Federal regulations provide few guarantees for displaced residents -- and once again, eminent domain
COLUMBIA, 7/26/12 (Beat Byte) -- Plans to transfer majority control of the Columbia Housing Authority (CHA) -- a public agency -- into the hands of private investors were the big news last night at a near standing-room-only forum led by the agency and Grass Roots Organizing (GRO), an activist group representing tenant rights.

Part of a massive "revitalization and redevelopment" program partly relying on for-profit tax credits, the transfer would trigger the Uniform Acquisition and Relocation Act (URA), a Federal regulation in two parts: property acquisition and tenant relocation.
In the weeks, months, and years to come, the URA -- a 500-pound gorilla of a law -- could reshape the Columbia landscape.

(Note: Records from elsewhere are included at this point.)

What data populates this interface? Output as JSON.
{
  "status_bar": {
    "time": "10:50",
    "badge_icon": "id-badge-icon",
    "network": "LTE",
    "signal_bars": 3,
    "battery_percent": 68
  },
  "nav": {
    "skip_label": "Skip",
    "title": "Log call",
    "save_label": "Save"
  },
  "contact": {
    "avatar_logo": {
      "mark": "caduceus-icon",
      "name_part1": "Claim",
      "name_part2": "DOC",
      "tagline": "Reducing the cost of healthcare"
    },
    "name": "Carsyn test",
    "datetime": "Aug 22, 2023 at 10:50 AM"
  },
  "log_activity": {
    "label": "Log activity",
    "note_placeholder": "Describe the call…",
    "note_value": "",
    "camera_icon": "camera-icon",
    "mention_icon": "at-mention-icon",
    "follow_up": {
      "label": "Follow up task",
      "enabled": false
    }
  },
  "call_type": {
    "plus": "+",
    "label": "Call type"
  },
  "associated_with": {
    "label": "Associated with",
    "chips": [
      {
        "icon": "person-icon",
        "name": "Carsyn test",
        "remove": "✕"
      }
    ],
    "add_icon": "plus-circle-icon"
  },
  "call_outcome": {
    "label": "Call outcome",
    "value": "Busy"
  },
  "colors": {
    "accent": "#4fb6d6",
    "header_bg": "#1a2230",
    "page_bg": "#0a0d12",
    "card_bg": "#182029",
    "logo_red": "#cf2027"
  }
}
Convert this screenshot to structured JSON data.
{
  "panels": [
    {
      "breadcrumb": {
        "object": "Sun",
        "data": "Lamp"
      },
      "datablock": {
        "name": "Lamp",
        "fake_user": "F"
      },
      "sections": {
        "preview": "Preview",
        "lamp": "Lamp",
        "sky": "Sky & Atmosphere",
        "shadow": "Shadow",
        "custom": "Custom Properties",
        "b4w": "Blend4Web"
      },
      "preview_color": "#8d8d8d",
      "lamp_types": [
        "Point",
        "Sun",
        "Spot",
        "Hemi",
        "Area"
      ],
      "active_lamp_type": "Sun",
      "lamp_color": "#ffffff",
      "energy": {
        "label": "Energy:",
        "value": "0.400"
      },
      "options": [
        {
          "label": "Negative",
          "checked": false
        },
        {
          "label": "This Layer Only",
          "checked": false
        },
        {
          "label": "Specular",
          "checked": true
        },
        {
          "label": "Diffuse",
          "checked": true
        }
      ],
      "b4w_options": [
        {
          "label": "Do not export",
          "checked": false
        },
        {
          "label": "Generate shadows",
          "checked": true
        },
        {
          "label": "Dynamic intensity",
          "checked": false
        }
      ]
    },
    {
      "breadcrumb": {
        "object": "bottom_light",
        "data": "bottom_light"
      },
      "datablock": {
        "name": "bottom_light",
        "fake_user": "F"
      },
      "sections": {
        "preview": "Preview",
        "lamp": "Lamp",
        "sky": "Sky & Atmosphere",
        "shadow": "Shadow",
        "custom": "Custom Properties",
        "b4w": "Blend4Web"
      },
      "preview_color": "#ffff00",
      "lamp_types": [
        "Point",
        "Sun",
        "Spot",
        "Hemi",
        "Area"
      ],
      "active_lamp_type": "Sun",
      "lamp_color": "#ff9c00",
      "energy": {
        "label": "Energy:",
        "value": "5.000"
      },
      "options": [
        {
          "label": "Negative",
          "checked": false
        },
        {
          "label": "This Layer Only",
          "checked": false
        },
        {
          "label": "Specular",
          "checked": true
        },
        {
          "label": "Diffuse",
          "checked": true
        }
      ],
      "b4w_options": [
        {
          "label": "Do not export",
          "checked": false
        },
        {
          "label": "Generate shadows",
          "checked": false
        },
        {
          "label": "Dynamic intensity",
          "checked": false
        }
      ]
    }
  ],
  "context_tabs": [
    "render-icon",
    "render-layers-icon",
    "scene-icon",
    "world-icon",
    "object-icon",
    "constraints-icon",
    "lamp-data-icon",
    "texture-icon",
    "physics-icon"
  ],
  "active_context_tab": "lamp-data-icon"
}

Liberally sprinkled with terms like "may" and "subject to," and "could" instead of "must," the URA provides few guarantees to anyone in its orbit. Relocated tenants are not guaranteed they can return to the redeveloped project, nor are property owners guaranteed they can sell their land to the Authority for the price they want.
Property acquisition, which CHA CEO Phil Steinhaus has made a centerpiece of the redevelopment discussion, comes in two varieties under the URA: voluntary and involuntary. Involuntary acquisition, as the name implies, involves that old bugaboo, eminent domain.
"The housing authority also is looking into acquiring more properties for public housing," the Columbia Missourian reported. "Michele Duffe, another representative of ND Consulting Group [hired by CHA] said her company has been looking for vacant lots and vacant houses to convert into low-income housing."
From public to private
Under current plans, CHA would become a "minority owner" of its downtown public housing, transferring majority control to investors. On the plus side, the new arrangement would add "additional oversight," Steinhaus told the audience, an explanation some people found cold comfort as they peppered him with questions.

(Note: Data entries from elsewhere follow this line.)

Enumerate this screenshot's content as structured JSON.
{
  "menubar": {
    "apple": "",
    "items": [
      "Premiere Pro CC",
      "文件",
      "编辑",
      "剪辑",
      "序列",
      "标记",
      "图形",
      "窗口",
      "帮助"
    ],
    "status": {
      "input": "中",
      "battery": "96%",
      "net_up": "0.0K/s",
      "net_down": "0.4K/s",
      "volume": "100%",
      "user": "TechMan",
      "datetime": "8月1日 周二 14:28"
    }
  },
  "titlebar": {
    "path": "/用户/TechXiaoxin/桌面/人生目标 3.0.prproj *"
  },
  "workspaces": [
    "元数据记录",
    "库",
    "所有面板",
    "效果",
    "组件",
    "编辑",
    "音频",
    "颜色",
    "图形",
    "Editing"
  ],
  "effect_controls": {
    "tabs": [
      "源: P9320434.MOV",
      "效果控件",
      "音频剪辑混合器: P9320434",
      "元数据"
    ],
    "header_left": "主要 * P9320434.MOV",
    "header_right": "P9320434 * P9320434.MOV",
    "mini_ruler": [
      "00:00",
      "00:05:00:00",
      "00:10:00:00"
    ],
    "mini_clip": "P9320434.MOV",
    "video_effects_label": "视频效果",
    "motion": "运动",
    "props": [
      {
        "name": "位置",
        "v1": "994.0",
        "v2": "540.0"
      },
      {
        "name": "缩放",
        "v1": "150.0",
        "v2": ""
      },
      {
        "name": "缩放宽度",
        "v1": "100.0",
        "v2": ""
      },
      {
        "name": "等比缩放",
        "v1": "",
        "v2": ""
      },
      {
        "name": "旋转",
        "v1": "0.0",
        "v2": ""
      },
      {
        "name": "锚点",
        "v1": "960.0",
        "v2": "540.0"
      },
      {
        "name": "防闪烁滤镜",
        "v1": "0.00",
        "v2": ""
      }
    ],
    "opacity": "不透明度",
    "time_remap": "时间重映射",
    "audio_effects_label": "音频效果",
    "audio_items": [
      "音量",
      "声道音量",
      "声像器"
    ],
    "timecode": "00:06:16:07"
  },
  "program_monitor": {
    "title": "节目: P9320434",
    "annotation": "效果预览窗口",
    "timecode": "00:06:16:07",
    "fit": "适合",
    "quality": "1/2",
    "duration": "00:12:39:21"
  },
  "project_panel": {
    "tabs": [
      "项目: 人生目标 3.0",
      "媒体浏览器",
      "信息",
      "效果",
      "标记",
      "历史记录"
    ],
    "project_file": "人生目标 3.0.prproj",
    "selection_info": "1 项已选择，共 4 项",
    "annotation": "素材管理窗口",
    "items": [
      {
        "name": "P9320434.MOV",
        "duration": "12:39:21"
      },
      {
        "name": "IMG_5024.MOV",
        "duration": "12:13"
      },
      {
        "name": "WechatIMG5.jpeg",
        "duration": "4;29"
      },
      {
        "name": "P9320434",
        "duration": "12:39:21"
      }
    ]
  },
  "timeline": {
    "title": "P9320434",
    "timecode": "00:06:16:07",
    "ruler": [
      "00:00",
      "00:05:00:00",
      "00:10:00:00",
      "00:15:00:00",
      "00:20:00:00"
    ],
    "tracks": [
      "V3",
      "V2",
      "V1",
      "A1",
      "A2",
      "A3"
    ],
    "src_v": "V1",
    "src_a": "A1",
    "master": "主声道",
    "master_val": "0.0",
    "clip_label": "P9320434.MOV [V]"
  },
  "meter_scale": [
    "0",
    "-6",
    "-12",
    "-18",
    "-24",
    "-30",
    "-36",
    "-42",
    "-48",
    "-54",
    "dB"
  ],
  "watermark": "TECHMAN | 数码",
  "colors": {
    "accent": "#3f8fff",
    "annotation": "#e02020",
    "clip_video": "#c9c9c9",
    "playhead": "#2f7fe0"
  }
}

If the Federal government, through HUD, is already doing an excellent job overseeing operations, as Steinhaus also explained, why bring in private investors? Why the need for yet another layer of -- in this case -- profit-driven oversight?
"No public money," came the response from CHA's facilitators. Private investment is the only way to accomplish revitalization.
CHA-owned public housing sits on some of Columbia's most valuable land. What guarantees, audience members wondered, would prevent private investors from demolishing it?
A "deed of trust" held by HUD, Steinhaus said.
But unless HUD's deed of trust is filled with restrictive covenants and can never be quashed, that explanation may fall short. Take a bank deed of trust securing a loan on a home. As long as the homeowner makes mortgage payments and any required insurance purchases, the deed of trust doesn't dictate much. If provisions to quash it exist -- like paying off the mortgage -- the deed of trust goes away.
Few guarantees

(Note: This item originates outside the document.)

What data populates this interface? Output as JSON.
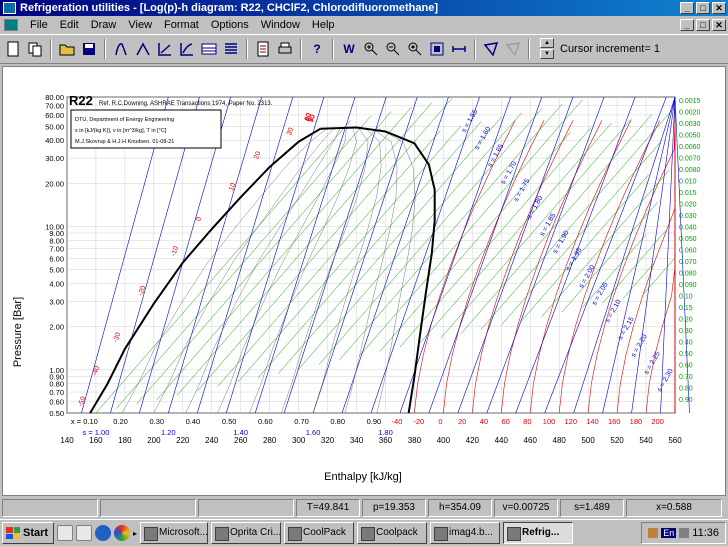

Under the URA, public housing tenants fall into two categories based on CHA determinations: displaced and non-displaced. Tenants will receive a form like this one (click link) explaining their category.
Displaced tenants then fall into two subcategories, again based on agency determinations: permanently and temporarily displaced.
Only permanently displaced tenants qualify for full "relocation assistance," which MAY include counseling and, subject to determination and filed claims, moving, rent, and even down-payment assistance.
Tenants labeled "non-displaced" do not generally qualify for benefits, and temporarily displaced tenants -- people moved from a unit undergoing renovation for less than 12 months -- only qualify for limited benefits.

"The URA applies to permanent displacements and does not cover persons that are temporarily relocated in accordance with HUD regulations," reads a HUD handbook about URA protections (page 12).
It's important to note the URA openly and repeatedly discourages temporary displacements. Tenants displaced from public housing are therefore more likely to be required to move permanently.

Part 2 tomorrow